Immigrant women likely to encounter violence after crossing the border, panelists say

Matthew Adams

The LBJ School of Public Affairs held a conference Friday to discuss violence immigrant women face along the U.S.-Mexico border.

Austin-area immigrants and people in careers affiliated with immigration addressed issues such as rape, domestic violence and other forms of violence experienced by women coming to United States from Central and South America. Speakers also addressed issues concerning women in U.S. immigrant detention centers.

Many women emigrating from their home countries have been victims of violence, and that victimization often continues after they arrive in the U.S., according to Laurie Cook Heffron, researcher program coordinator at UT’s Institute on Domestic Violence and Sexual Assault.

“These women are trying to flee a fearful situation, but the detention centers they are put in do not help,” Heffron said. “Issues of sexual abuse have been raised within these centers and requests are being made into these investigations.

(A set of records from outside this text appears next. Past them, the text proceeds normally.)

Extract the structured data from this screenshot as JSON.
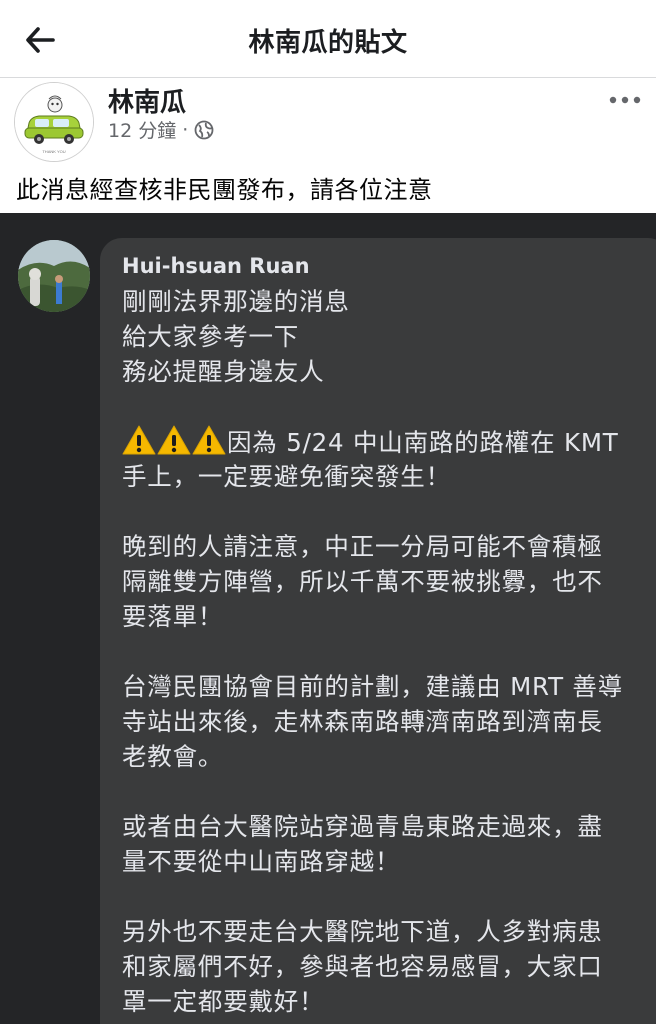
{
  "header": {
    "title": "林南瓜的貼文",
    "back_icon": "back-arrow-icon"
  },
  "post": {
    "author": "林南瓜",
    "time": "12 分鐘",
    "separator": "·",
    "privacy_icon": "globe-icon",
    "more_icon": "more-dots-icon",
    "text": "此消息經查核非民團發布，請各位注意",
    "avatar_caption": "THANK YOU"
  },
  "screenshot": {
    "background": "#242527",
    "bubble_color": "#3a3b3c",
    "commenter": "Hui-hsuan Ruan",
    "warning_icon": "warning-icon",
    "lines": {
      "l1": "剛剛法界那邊的消息",
      "l2": "給大家參考一下",
      "l3": "務必提醒身邊友人",
      "l4": "因為 5/24 中山南路的路權在 KMT",
      "l5": "手上，一定要避免衝突發生！",
      "l6": "晚到的人請注意，中正一分局可能不會積極",
      "l7": "隔離雙方陣營，所以千萬不要被挑釁，也不",
      "l8": "要落單！",
      "l9": "台灣民團協會目前的計劃，建議由 MRT 善導",
      "l10": "寺站出來後，走林森南路轉濟南路到濟南長",
      "l11": "老教會。",
      "l12": "或者由台大醫院站穿過青島東路走過來，盡",
      "l13": "量不要從中山南路穿越！",
      "l14": "另外也不要走台大醫院地下道，人多對病患",
      "l15": "和家屬們不好，參與者也容易感冒，大家口",
      "l16": "罩一定都要戴好！"
    }
  }
}
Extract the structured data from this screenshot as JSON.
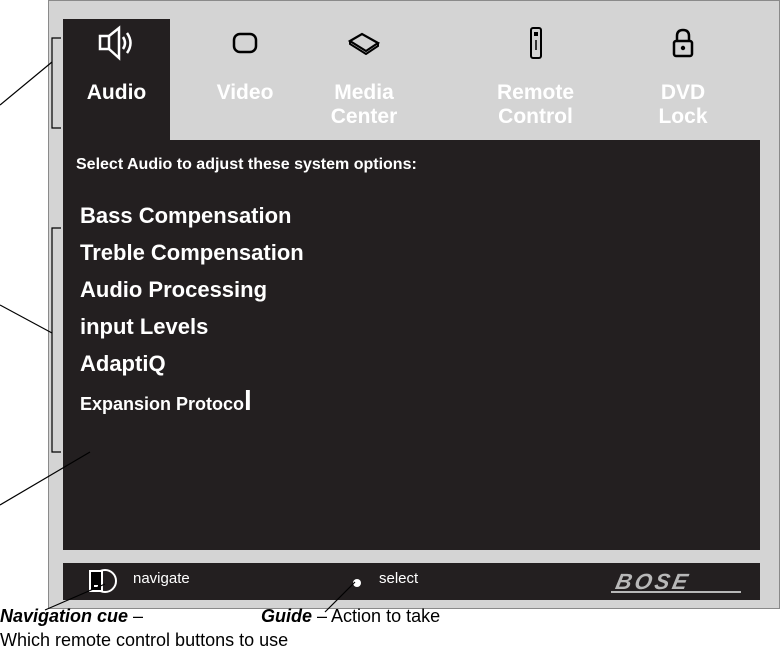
{
  "tabs": [
    {
      "label": "Audio",
      "icon": "speaker-icon",
      "active": true
    },
    {
      "label": "Video",
      "icon": "tv-screen-icon",
      "active": false
    },
    {
      "label": "Media Center",
      "icon": "media-center-icon",
      "active": false
    },
    {
      "label": "Remote Control",
      "icon": "remote-control-icon",
      "active": false
    },
    {
      "label": "DVD Lock",
      "icon": "padlock-icon",
      "active": false
    }
  ],
  "panel": {
    "prompt": "Select Audio to adjust these system options:",
    "options": [
      "Bass Compensation",
      "Treble Compensation",
      "Audio Processing",
      "input Levels",
      "AdaptiQ",
      "Expansion Protocol"
    ]
  },
  "footer": {
    "navigate_label": "navigate",
    "select_label": "select",
    "logo_text": "BOSE"
  },
  "callouts": {
    "navigation_cue_title": "Navigation cue",
    "navigation_cue_dash": " –",
    "navigation_cue_desc": "Which remote control buttons to use",
    "guide_title": "Guide",
    "guide_desc": " – Action to take"
  },
  "colors": {
    "panel": "#231f20",
    "frame": "#d4d4d4",
    "text": "#ffffff",
    "logo": "#b8b8b8"
  }
}
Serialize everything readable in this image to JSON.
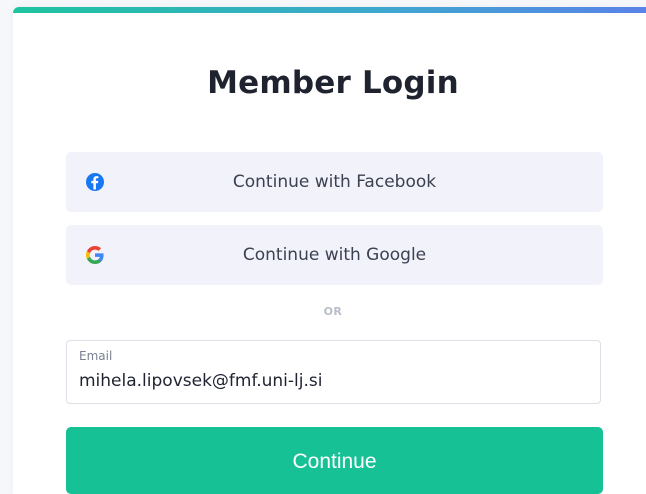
{
  "login": {
    "title": "Member Login",
    "facebook_label": "Continue with Facebook",
    "google_label": "Continue with Google",
    "divider_text": "OR",
    "email": {
      "label": "Email",
      "value": "mihela.lipovsek@fmf.uni-lj.si"
    },
    "continue_label": "Continue"
  },
  "colors": {
    "accent_green": "#16c195",
    "facebook_blue": "#1877f2",
    "social_button_bg": "#f1f2fa"
  },
  "icons": {
    "facebook": "facebook-icon",
    "google": "google-icon"
  }
}
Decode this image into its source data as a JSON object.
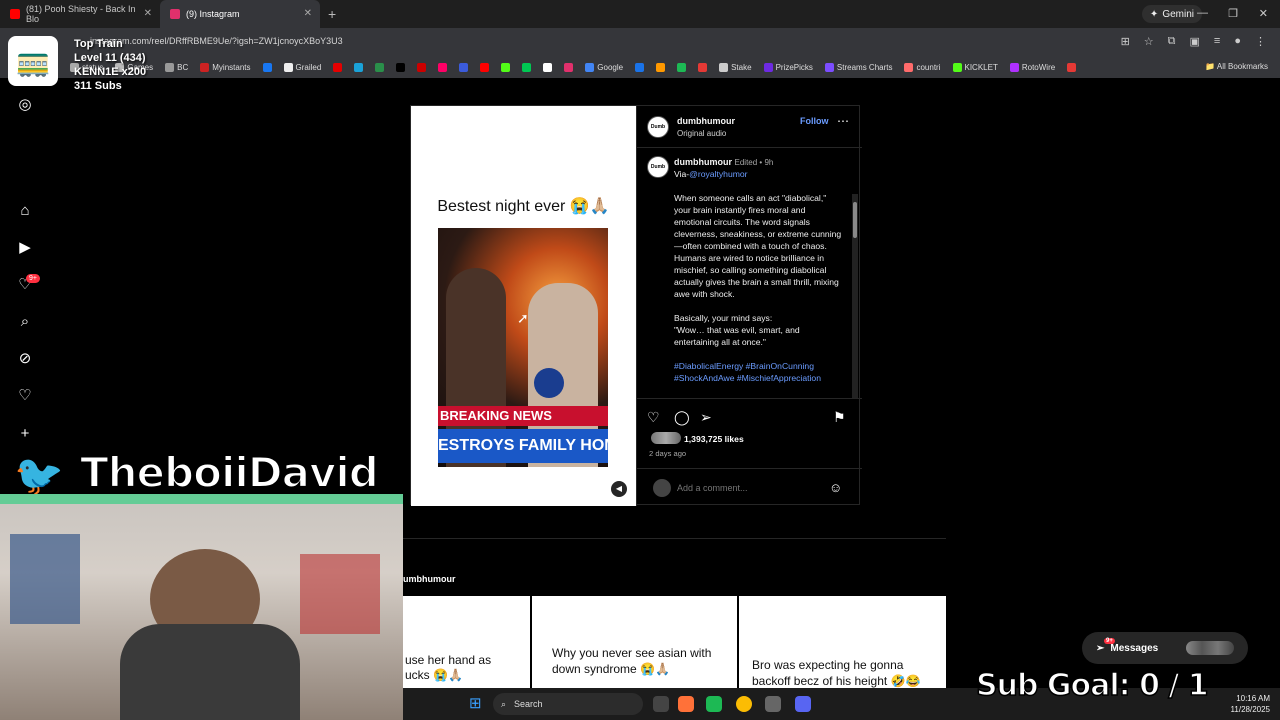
{
  "browser": {
    "tabs": [
      {
        "label": "(81) Pooh Shiesty - Back In Blo",
        "color": "#ff0000"
      },
      {
        "label": "(9) Instagram",
        "color": "#e1306c"
      }
    ],
    "gemini_label": "Gemini",
    "url": "instagram.com/reel/DRffRBME9Ue/?igsh=ZW1jcnoycXBoY3U3",
    "bookmarks": [
      {
        "label": "status",
        "color": "#aaaaaa"
      },
      {
        "label": "Games",
        "color": "#bbbbbb"
      },
      {
        "label": "BC",
        "color": "#999999"
      },
      {
        "label": "Myinstants",
        "color": "#cc2222"
      },
      {
        "label": "",
        "color": "#1877f2"
      },
      {
        "label": "Grailed",
        "color": "#eeeeee"
      },
      {
        "label": "",
        "color": "#e60000"
      },
      {
        "label": "",
        "color": "#1aa2d8"
      },
      {
        "label": "",
        "color": "#2a8f4a"
      },
      {
        "label": "",
        "color": "#000000"
      },
      {
        "label": "",
        "color": "#cc0000"
      },
      {
        "label": "",
        "color": "#ff0066"
      },
      {
        "label": "",
        "color": "#3b5bdb"
      },
      {
        "label": "",
        "color": "#ff0000"
      },
      {
        "label": "",
        "color": "#53fc18"
      },
      {
        "label": "",
        "color": "#00c853"
      },
      {
        "label": "",
        "color": "#ffffff"
      },
      {
        "label": "",
        "color": "#e1306c"
      },
      {
        "label": "Google",
        "color": "#4285f4"
      },
      {
        "label": "",
        "color": "#1a73e8"
      },
      {
        "label": "",
        "color": "#ff9900"
      },
      {
        "label": "",
        "color": "#1db954"
      },
      {
        "label": "",
        "color": "#e53935"
      },
      {
        "label": "Stake",
        "color": "#cccccc"
      },
      {
        "label": "PrizePicks",
        "color": "#6d2ae2"
      },
      {
        "label": "Streams Charts",
        "color": "#7c4dff"
      },
      {
        "label": "countri",
        "color": "#ff6b6b"
      },
      {
        "label": "KICKLET",
        "color": "#53fc18"
      },
      {
        "label": "RotoWire",
        "color": "#b030ff"
      },
      {
        "label": "",
        "color": "#e53935"
      }
    ],
    "all_bookmarks": "All Bookmarks"
  },
  "overlay": {
    "train_title": "Top Train",
    "train_level": "Level 11  (434)",
    "train_user": "KENN1E x200",
    "subs": "311 Subs",
    "handle": "TheboiiDavid",
    "sub_goal": "Sub Goal:  0 / 1"
  },
  "sidebar": {
    "notifications_badge": "9+",
    "icons": [
      "instagram-icon",
      "home-icon",
      "reels-icon",
      "notifications-icon",
      "search-icon",
      "explore-icon",
      "heart-icon",
      "create-icon"
    ]
  },
  "post": {
    "media_title": "Bestest night ever 😭🙏🏼",
    "breaking": "BREAKING NEWS",
    "headline": "ESTROYS FAMILY HOM",
    "author": "dumbhumour",
    "audio": "Original audio",
    "follow": "Follow",
    "caption_meta": "Edited • 9h",
    "via_prefix": "Via-",
    "via_handle": "@royaltyhumor",
    "caption_p1": "When someone calls an act \"diabolical,\" your brain instantly fires moral and emotional circuits. The word signals cleverness, sneakiness, or extreme cunning—often combined with a touch of chaos. Humans are wired to notice brilliance in mischief, so calling something diabolical actually gives the brain a small thrill, mixing awe with shock.",
    "caption_p2a": "Basically, your mind says:",
    "caption_p2b": "\"Wow… that was evil, smart, and entertaining all at once.\"",
    "hashtags": "#DiabolicalEnergy #BrainOnCunning #ShockAndAwe #MischiefAppreciation",
    "likes": "1,393,725 likes",
    "time": "2 days ago",
    "comment_placeholder": "Add a comment..."
  },
  "more_posts": {
    "user": "umbhumour",
    "items": [
      {
        "line1": "use her hand as",
        "line2": "ucks 😭🙏🏼"
      },
      {
        "line1": "Why you never see asian with",
        "line2": "down syndrome 😭🙏🏼"
      },
      {
        "line1": "Bro was expecting he gonna",
        "line2": "backoff becz of his height 🤣😂"
      }
    ]
  },
  "messages": {
    "label": "Messages",
    "badge": "9+"
  },
  "taskbar": {
    "search": "Search",
    "time": "10:16 AM",
    "date": "11/28/2025"
  }
}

Other forms of domestic violence and control such as physical violence, emotional abuse, threats and coercion can be seen.”  

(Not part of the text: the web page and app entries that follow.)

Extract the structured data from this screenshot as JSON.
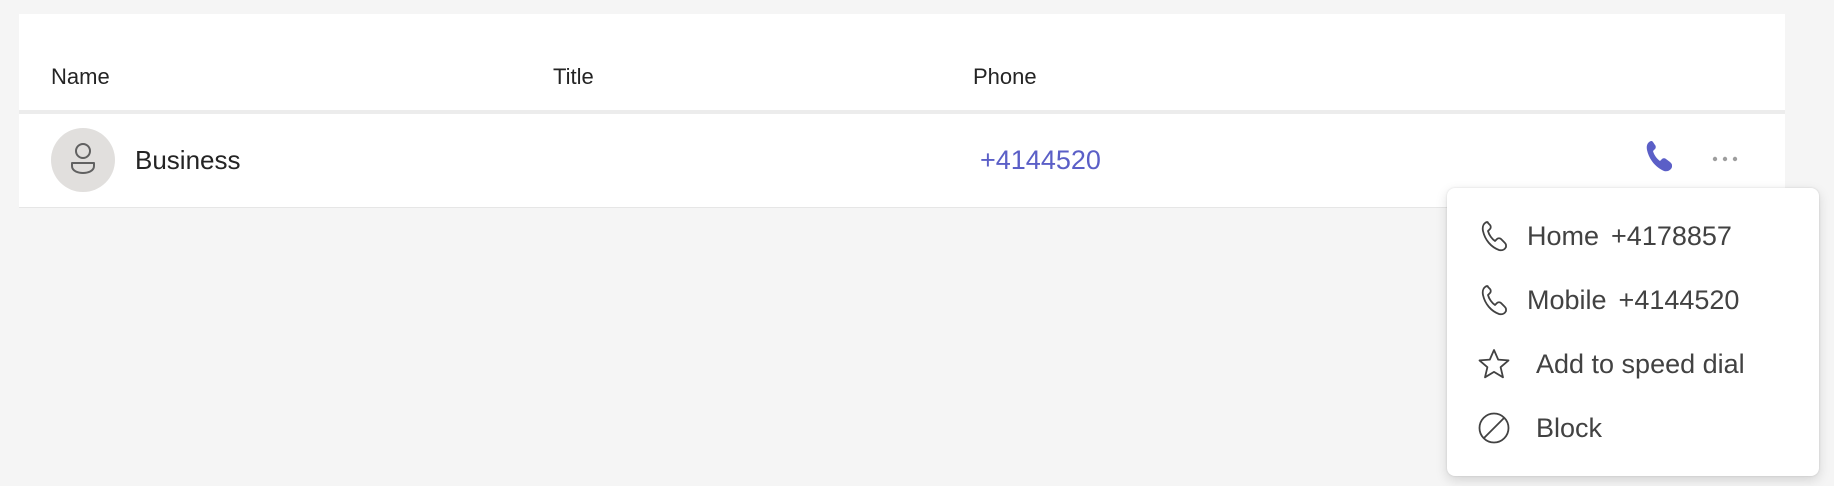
{
  "table": {
    "headers": {
      "name": "Name",
      "title": "Title",
      "phone": "Phone"
    },
    "rows": [
      {
        "name": "Business",
        "title": "",
        "phone": "+4144520"
      }
    ]
  },
  "icons": {
    "avatar": "person-icon",
    "call": "phone-icon",
    "more": "more-options-icon"
  },
  "menu": {
    "items": [
      {
        "label": "Home",
        "number": "+4178857",
        "icon": "phone-icon"
      },
      {
        "label": "Mobile",
        "number": "+4144520",
        "icon": "phone-icon"
      },
      {
        "label": "Add to speed dial",
        "icon": "star-icon"
      },
      {
        "label": "Block",
        "icon": "block-icon"
      }
    ]
  },
  "colors": {
    "accent": "#5b5fc7",
    "background": "#f5f5f5",
    "surface": "#ffffff"
  }
}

Delfina Rossi, conference moderator and public affairs graduate student, said based from her own experiences and the experiences she has heard from others, she feels the U.S. has a responsibility to protect immigrant women.

“Wherever I have been, I am always an immigrant woman,” Rossi said. “As a feminist, we should all advocate for a better society where women don’t have to flee their country because they are afraid to be killed. The U.S. should be held responsible for violations of human and women rights.”

Rossi said Grassroots Leadership, an organization working to reduce immigrant detention, will work with UT students to protest against the conditions of an immigrant detention center in Dilley, Texas, later this month.

According to Heffron, a bigger problem exists in the “Northern Triangle” — Guatemala, El Salvador and Honduras — where close to 50 percent of women experience domestic violence and there are some of the highest rates of femicide, or the act of killing women, in the world.

Ben Warner, a local counselor and therapist for couples and families, said he works with immigrant women to help provide them with a sense of safety. 

“Many of these women when they come do not have what is necessary to help in a court setting,” Warner said. “Psychological testing can advocate for a client to be able to live here.”